I'm looking for the best way to make a method available to a sub class (not talking inheritance, polymorphism at all, just standalone classes!) without handing down a million pointers to each sub class.

Class A;   // contains many instances of other classes.
Class Z;   // one of those many classes hidden deep within Class A.
Class Bar; // sexy, desirable class.

Class Foo {
   Bar *getBar() { return m_Bar; }; // get pointer to m_Bar
   Bar *m_Bar; // perhaps allocated at some point, or pointed at an existing "Bar"
   A   m_A; 

In one of "m_A" 's methods, one of it's members (a Class Z instance, completely unrelated to Foo, unaware of it's existance) would like access to the current instance of "m_Bar".
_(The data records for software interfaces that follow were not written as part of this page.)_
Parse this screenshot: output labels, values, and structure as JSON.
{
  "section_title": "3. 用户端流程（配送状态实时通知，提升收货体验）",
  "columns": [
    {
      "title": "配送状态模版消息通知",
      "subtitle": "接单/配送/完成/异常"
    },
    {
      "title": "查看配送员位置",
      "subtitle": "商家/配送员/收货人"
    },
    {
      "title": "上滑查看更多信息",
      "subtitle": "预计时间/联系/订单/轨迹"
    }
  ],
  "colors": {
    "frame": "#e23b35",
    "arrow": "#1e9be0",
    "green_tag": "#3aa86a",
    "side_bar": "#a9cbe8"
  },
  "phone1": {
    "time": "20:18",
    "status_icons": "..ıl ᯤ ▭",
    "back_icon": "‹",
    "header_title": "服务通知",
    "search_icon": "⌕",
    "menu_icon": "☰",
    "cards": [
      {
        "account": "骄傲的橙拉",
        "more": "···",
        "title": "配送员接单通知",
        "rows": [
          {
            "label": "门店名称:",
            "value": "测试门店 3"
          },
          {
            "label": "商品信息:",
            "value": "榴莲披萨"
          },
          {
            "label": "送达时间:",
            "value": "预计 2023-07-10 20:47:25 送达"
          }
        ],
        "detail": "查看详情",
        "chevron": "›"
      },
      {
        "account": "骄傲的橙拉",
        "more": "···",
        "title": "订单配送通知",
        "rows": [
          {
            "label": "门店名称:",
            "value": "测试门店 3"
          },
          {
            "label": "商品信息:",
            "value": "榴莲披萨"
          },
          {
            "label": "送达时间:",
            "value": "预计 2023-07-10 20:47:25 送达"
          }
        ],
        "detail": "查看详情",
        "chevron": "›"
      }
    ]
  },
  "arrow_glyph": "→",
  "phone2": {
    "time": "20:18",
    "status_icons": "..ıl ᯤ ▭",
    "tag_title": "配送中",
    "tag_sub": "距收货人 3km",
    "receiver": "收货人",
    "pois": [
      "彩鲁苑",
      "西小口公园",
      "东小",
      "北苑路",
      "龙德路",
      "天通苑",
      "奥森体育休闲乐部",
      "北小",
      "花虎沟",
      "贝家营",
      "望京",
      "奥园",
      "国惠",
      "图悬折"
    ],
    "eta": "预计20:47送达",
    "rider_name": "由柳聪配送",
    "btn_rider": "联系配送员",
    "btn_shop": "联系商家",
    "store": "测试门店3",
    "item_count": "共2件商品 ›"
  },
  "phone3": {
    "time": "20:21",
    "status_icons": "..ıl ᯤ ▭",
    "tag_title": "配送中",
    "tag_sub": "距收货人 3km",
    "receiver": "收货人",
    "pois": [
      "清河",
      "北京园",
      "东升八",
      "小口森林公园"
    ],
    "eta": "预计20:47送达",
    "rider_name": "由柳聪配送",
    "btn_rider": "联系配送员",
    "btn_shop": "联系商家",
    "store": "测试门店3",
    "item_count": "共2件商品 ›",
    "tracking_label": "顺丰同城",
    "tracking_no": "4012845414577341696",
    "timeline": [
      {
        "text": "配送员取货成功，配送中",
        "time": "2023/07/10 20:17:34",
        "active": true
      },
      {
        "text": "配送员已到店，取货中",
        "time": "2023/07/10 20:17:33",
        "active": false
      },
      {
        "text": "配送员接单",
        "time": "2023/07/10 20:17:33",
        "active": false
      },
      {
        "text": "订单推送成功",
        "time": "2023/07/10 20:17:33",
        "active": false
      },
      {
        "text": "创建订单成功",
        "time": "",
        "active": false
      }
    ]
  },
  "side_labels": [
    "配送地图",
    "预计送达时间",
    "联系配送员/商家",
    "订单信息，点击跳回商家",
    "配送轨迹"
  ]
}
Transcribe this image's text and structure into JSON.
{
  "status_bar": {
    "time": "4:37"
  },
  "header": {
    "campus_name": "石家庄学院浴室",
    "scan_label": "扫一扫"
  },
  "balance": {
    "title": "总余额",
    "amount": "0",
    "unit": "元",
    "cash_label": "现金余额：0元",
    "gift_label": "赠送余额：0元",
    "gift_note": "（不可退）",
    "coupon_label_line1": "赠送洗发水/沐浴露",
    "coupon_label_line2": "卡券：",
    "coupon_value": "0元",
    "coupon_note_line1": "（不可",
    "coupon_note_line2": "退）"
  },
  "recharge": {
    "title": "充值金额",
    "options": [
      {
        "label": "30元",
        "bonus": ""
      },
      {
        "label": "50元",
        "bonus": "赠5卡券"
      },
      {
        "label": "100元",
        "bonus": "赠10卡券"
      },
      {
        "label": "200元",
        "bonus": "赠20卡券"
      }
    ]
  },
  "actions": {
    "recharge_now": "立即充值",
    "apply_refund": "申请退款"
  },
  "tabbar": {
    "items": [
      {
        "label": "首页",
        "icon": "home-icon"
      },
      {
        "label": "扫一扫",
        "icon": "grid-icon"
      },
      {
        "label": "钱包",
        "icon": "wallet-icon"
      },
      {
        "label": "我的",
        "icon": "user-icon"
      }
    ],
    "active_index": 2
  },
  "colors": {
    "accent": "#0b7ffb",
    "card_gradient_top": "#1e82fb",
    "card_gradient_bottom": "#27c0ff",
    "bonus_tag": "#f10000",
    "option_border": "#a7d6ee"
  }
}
Depending on how deep m_Z is in m_A, this would require passing a pointer down and down and down into A's heirarchy, from A's constructor (e.g., m_A(Bar*)), all the way through each contained class (B(Bar*), C(Bar*), D(Bar*) ... ...), finally to Z.

This can be a horror story if the original pointer is de-allocated, etc. at some point.

Is the correct way to make *m_Bar accessible to any deeply contained sub class, to make Foo a Singleton class?

i.e., so deep in m_A, an instance of m_Z has a method that would call

Z::Z_Function() {

I know this would 'work', but it limits me to one Foo class only. I know I must be missing a very obvious way to get around this that doesn't involve singletons. :(

What exactly is this program? Why do you need all this interconnected access? This sounds like a very long series of very bad design decisions...